[[ SOURCE DATA, beginning ]]

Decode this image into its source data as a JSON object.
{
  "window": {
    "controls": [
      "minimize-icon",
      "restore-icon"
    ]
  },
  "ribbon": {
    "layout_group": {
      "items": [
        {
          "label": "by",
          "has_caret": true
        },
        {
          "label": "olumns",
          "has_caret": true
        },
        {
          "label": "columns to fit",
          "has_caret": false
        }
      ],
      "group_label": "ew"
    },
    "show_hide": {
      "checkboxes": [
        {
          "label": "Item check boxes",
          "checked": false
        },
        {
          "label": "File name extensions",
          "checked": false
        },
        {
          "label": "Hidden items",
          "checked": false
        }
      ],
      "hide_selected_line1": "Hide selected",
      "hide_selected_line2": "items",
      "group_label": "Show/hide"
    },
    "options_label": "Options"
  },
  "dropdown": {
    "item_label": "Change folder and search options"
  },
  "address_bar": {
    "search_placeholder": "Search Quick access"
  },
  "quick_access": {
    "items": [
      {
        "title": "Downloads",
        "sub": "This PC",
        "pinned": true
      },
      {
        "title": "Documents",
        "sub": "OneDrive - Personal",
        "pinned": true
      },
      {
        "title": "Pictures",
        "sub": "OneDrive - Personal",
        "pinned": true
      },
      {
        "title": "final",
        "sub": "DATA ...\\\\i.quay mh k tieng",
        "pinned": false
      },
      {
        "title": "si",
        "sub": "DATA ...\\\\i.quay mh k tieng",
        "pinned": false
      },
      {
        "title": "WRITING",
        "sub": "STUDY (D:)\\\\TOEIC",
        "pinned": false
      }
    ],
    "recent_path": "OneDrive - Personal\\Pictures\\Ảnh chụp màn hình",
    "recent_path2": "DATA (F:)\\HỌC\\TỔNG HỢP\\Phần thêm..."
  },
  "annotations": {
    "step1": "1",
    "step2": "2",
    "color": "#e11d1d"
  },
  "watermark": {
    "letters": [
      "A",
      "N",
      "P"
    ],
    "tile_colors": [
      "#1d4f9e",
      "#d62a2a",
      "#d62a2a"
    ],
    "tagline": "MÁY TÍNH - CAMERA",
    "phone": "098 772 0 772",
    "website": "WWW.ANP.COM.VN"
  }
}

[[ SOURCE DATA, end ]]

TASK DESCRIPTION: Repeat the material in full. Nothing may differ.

SOLVED PROBLEM:
Decode this image into its source data as a JSON object.
{
  "window": {
    "controls": [
      "minimize-icon",
      "restore-icon"
    ]
  },
  "ribbon": {
    "layout_group": {
      "items": [
        {
          "label": "by",
          "has_caret": true
        },
        {
          "label": "olumns",
          "has_caret": true
        },
        {
          "label": "columns to fit",
          "has_caret": false
        }
      ],
      "group_label": "ew"
    },
    "show_hide": {
      "checkboxes": [
        {
          "label": "Item check boxes",
          "checked": false
        },
        {
          "label": "File name extensions",
          "checked": false
        },
        {
          "label": "Hidden items",
          "checked": false
        }
      ],
      "hide_selected_line1": "Hide selected",
      "hide_selected_line2": "items",
      "group_label": "Show/hide"
    },
    "options_label": "Options"
  },
  "dropdown": {
    "item_label": "Change folder and search options"
  },
  "address_bar": {
    "search_placeholder": "Search Quick access"
  },
  "quick_access": {
    "items": [
      {
        "title": "Downloads",
        "sub": "This PC",
        "pinned": true
      },
      {
        "title": "Documents",
        "sub": "OneDrive - Personal",
        "pinned": true
      },
      {
        "title": "Pictures",
        "sub": "OneDrive - Personal",
        "pinned": true
      },
      {
        "title": "final",
        "sub": "DATA ...\\\\i.quay mh k tieng",
        "pinned": false
      },
      {
        "title": "si",
        "sub": "DATA ...\\\\i.quay mh k tieng",
        "pinned": false
      },
      {
        "title": "WRITING",
        "sub": "STUDY (D:)\\\\TOEIC",
        "pinned": false
      }
    ],
    "recent_path": "OneDrive - Personal\\Pictures\\Ảnh chụp màn hình",
    "recent_path2": "DATA (F:)\\HỌC\\TỔNG HỢP\\Phần thêm..."
  },
  "annotations": {
    "step1": "1",
    "step2": "2",
    "color": "#e11d1d"
  },
  "watermark": {
    "letters": [
      "A",
      "N",
      "P"
    ],
    "tile_colors": [
      "#1d4f9e",
      "#d62a2a",
      "#d62a2a"
    ],
    "tagline": "MÁY TÍNH - CAMERA",
    "phone": "098 772 0 772",
    "website": "WWW.ANP.COM.VN"
  }
}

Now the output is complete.